Earlier this week, when Apple announced that it was building a solar-powered data center in Mesa, Arizona, I immediately thought of their phones. To be sure, there’s much to admire in Apple’s commitment to reducing its internal carbon footprint. But that admiration needs to be tempered by an equally relevant set of facts: the carbon emissions associated with each generation of the iPhone are actually growing.
The trend was brought to my attention in a blog post by the Restart Project, a London-based collective that promotes repair and maintenance of old products. As they point out, Apple laudably discloses carbon emissions for each of its products via publicly available environmental reports. And according to those reports, the carbon emissions associated with an iPhone have been growing with each new model, from 70kg for the 4s, to 75kg for 5s, to 95kg for the iPhone 6 (Apple doesn’t break out respective carbon emission rates for the 6 and the 6 Plus) that was selling – according to Apple – 34,000 units per hour during its last reported quarter. That’s a whopping 35% increase in per iPhone carbon emissions over three phone generations.
To its credit, Apple’s reported carbon emissions data include emissions generated by customer use, transportation of the product from manufacturer to sale, and recycling – in addition to those associated with production. Yet iPhone production – largely based in China, which recently pledged to reduce carbon emissions – remains the biggest and fastest growing contributor to iPhone related emissions. According to Apple’s data, production accounted for 69% of 4s emissions, 83% of 5s emissions, and 85% of 6 emissions.
If these numbers seem at odds with the sustainable image that Apple projects to its customers, that’s because they are. A brief perusal of Apple’s website (including the ‘environmental responsibility’ section) brings up multiple instances where Apple emphasizes its commitment to a low-Carbon present and future. “We believe climate change is real. And that it’s a real problem,” the company notes at www.apple.com/environment. “And while we have a long way to go, our efforts are working – even though we’re manufacturing and shipping more products, our carbon emissions per product are dropping.”

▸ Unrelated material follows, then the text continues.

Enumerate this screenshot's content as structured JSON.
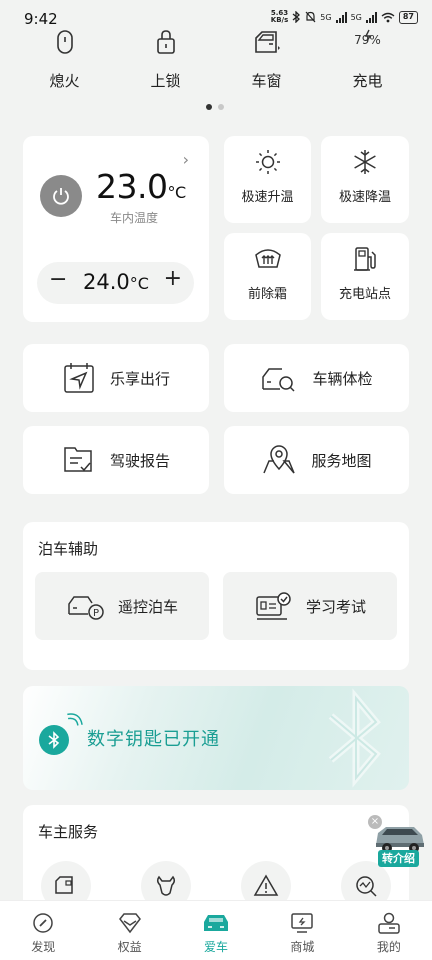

That may, in fact, be true for Apple products across its line. But where it counts – on its critical, best-selling iPhones – it’s clearly not, and that something that the company and its investors need to start caring more about. Apple, after all, isn’t just a mobile phone brand. It’s a high-end lifestyle product that markets itself as somehow more sustainable than its competitors. Because its competitors don’t disclose as well as Apple, there’s no way of confirming the claim. But what we do know is that each successive generation of iPhone is having a greater impact on climate. Apple deserves credit for disclosing that information. But if it really wants to do right by its customers and the climate it needs to do more than worry about the carbon emissions at its data centers; it needs to start worrying about the carbon emissions associated with the products it exports to its customers’ pockets.